1. This site uses cookies. By continuing to use this site, you are agreeing to our use of cookies. Learn More.
  2. Hi Guest, welcome to the TES Community!

    Connect with like-minded education professionals and have your say on the issues that matter to you.

    Don't forget to look at the how to guide.

    Dismiss Notice

Champions are made, not born!

Discussion in 'Physical education' started by FemaleFitnessCoach, Mar 31, 2011.

  1. Ok.
  2. what....no sarky comment?
  3. DEFO!!??
    I give up!
    The science is out there and has been for years, decades even. And I did sum it up in an earlier post.
    Why does it still need repeating????
    Give it up!
    Some are born with the ability, some have the personality and opportinities to develop it through training, those who work hard will improve. The best will be those with the innate ability who grasp the best of opportunities...... there are many shades of grey......
    Nature PLUS nurture always wins!
  4. I'll still have a read of the book. After all, 15% of the world's population believe that bible nonsense...
    That little David guy could have been a top javelin thrower. And Goliath, what a WWF find he would have been...

  5. I agree, well put.............but!
    To what extent does nature or nurture impact. Can you give a % pobble.
  6. You are asking the impossible, MG!
    Individual differences can be enormous!
    Genetic predisposition is not a quantifiable 'thing'.
    Determination and training are likewise not measurable determinants of success.
    What can be quantified are individual physiological gains and, to some extent, potential for gain - and again they are highly individual.
    An exercise physiologist will be able to tell you the maximal gains an individual could make, based on their body make up, muscle types, levers, cardiovascular and respiratory systems etc. BUT even then they would only be able to estimate the potential, not the reality as that would be based on training and individual behaviour!
    If you want certainty you need to switch to mechanical engineering rather than biomechanical!
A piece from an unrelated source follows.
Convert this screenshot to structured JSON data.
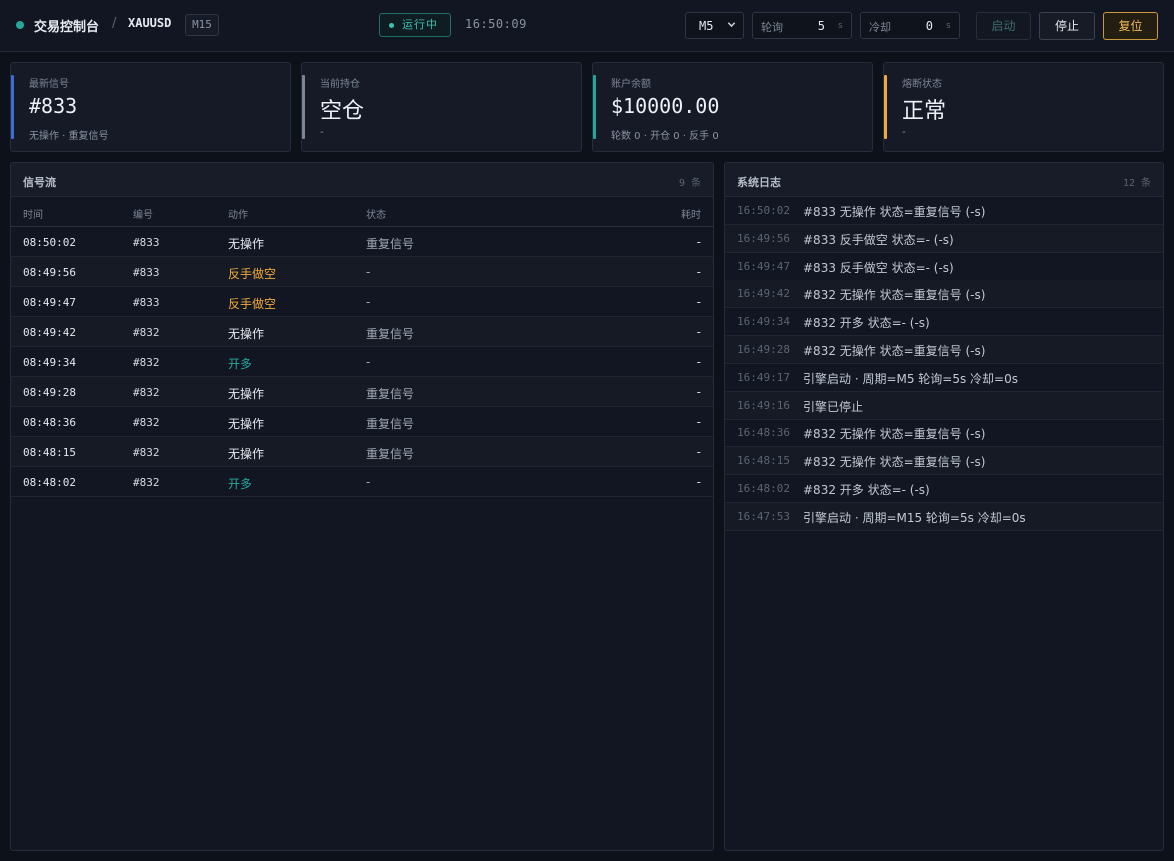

  7. I agree, so stating that somone is a natural is never easy to back up. It is purely down to youre view of a child performing at any given time.
    Go on have a go...50/50?
  8. Why?
    It is scientifically moot!
    That and I understand the vaguaries of the science. So why should I try to reduce it to some silly, random number?
    Sorry, MG. But I shall not because it is nonsensical to do so.
  9. THAT is something I would never do, as it is not true.
    No! It is down to quantifiable factors: higher, faster, stronger etc!
    You are arguing yourself round in circles and ignoring the opinions of others.In that post you have stated as if it were agreed that a child can be ' a natural' and that observation is all! Both of which I do not agree with - and have said as much!
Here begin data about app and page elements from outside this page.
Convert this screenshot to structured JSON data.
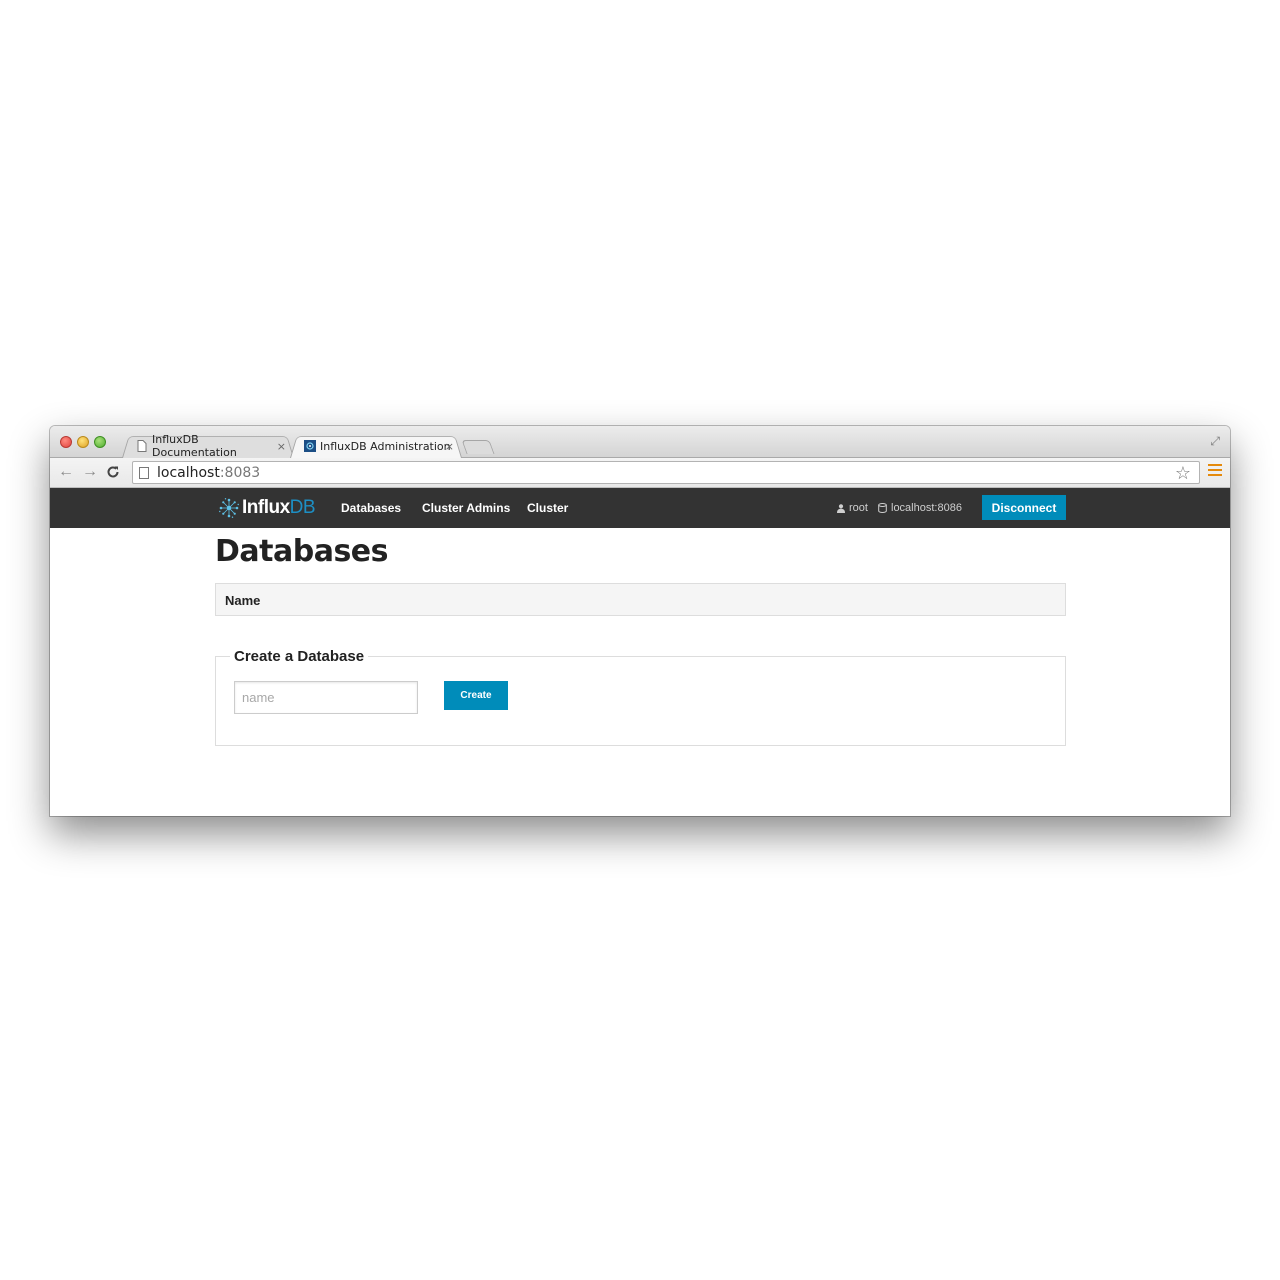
{
  "browser": {
    "tabs": [
      {
        "title": "InfluxDB Documentation",
        "active": false
      },
      {
        "title": "InfluxDB Administration",
        "active": true
      }
    ],
    "close_glyph": "×",
    "url_host": "localhost",
    "url_port": ":8083"
  },
  "navbar": {
    "brand_primary": "Influx",
    "brand_secondary": "DB",
    "links": [
      "Databases",
      "Cluster Admins",
      "Cluster"
    ],
    "user": "root",
    "host": "localhost:8086",
    "disconnect_label": "Disconnect",
    "background": "#333333",
    "accent": "#008cba"
  },
  "main": {
    "title": "Databases",
    "table_header": "Name",
    "create_section": {
      "legend": "Create a Database",
      "input_placeholder": "name",
      "input_value": "",
      "button_label": "Create"
    }
  }
}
  10. OK - so explain the oxyheamoglobin dissociation curve and the bohr shift and their implications for both a marathon runner and a weight lifter! Tell me about the mechanical disadvantage of levers and how it can be used to improve performance. You are most certainly reducing your own standing here with that sentence!

    As for the rest of your post you have shown again that you have not understood the posts that have gone before! Your question has been aswered more than once.... that you have not understood it is not my fault!

  11. [​IMG]
    I always thought this was 'pervert smiley'.....
  12. Oh god I can be so naive!!!
    Never crossed my mind - thanks, I think!!
  13. Pobbs, you dimwit. I don't think the TES are in the habit of creating 'pervert smilies'. I think you are right and this one is supposed to denote a nerd (like you [​IMG]).
    I just think it looks like a pervert.
  14. I can't find one that blows a raspberry!!
    But you get my meaning.....

Share This Page